Based on the earlier success of this approach, the new funds will support a randomized controlled trial involving health coaches who will connect via video chat with young people during their emergency visits, and via secure web chat through a patient portal. The researchers are led by Maureen Walton, Ph.D. and Erin Bonar, Ph.D. of the Department of Psychiatry at Michigan Medicine, the U-M Addiction Center, and the U-M Injury Prevention Center. They will conduct the study at the Michigan Medicine emergency department including involvement by Rebecca Cunningham and Patrick Carter in Emergency Medicine, as well as a number of colleagues from across the university (Frederic Blow, Amy Bohnert, Sarah Clark, Kelley Kidwell, Cheryl King, Sean McCabe, Lisa Prosser, & Terri Voepel-Lewis).
“Using health coaches and technology to interact with adolescents and young adults regarding their opioid use can allow for real-time tailoring within the rapidly changing opioid epidemic,” says Walton. “We hope this approach will produce a sustainable impact to prevent escalation of opioid misuse in young people.”
$4.7 million for telehealth-based treatment for adults with both opioid use disorder and chronic pain
This project aims to help people who have both chronic pain and opioid use disorder—a combination of conditions that can make it hard for them to overcome opioid problems, even when they’re taking proven addiction treatment medications.

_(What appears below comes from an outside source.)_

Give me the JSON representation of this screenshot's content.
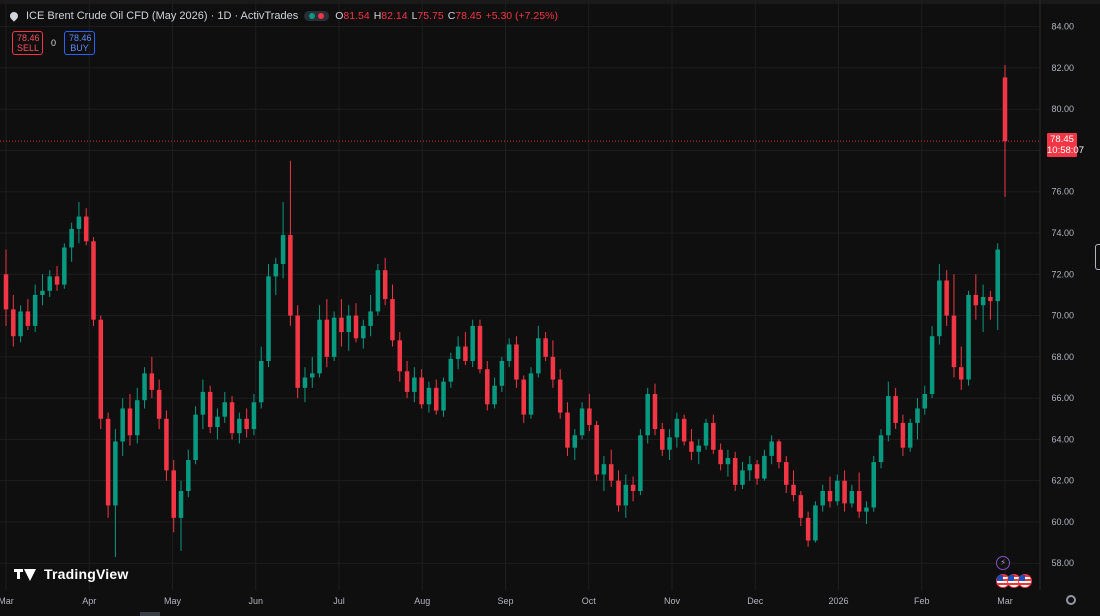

Half of all people who currently receive medications for opioid use disorder (also called medication-assisted treatment) have chronic pain. And many people with both conditions live far from major medical centers, including veterans living far from VA hospitals.
The new project will test a telephone-based “talk therapy” pain management program in people with both conditions, to help them control their pain while staying on the medications that can treat their opioid use disorder. The project, led by Mark Ilgen and Lewei (Allison) Lin of the U-M Department of Psychiatry and VA Ann Arbor Healthcare System, will include a clinical trial in 100 veterans and 100 adults in the community, to look at the short- and long-term effects of the approach.
“We hope to provide information not only on the effectiveness of the intervention, but also the barriers and facilitators to future implementation of this approach for others,” said Ilgen, director of U-M Addiction Treatment Services. He and Lin are members of the U-M Addiction Center and U-M Institute for Healthcare Policy and Innovation.
$900,000 to design and test an intervention to support effective delivery of an evidence-based health curriculum for drug use prevention in high school
Interventions rarely achieve public health outcomes, such as reduced drug use, without implementation support. Andria Eisman, research assistant professor in health behavior and health education at the U-M School of Public Health, focuses on designing strategies that are both effective and cost-effective. For this project, she plans to work with community partners to tailor the curriculum specifically to meet the needs of youth who have experienced trauma and disadvantage and are at risk for drug use and its consequences.
These projects are just the latest in a wide range of opioid-related research and innovation that U-M teams are engaged in. Two other U-M teams received funding through the NIH Heal Initiative in the new round, and several teams received NIH HEAL Initiative funding in 2018 as well.
To see all the opioid-related work going on at U-M, visit U-M Opioid Solutions.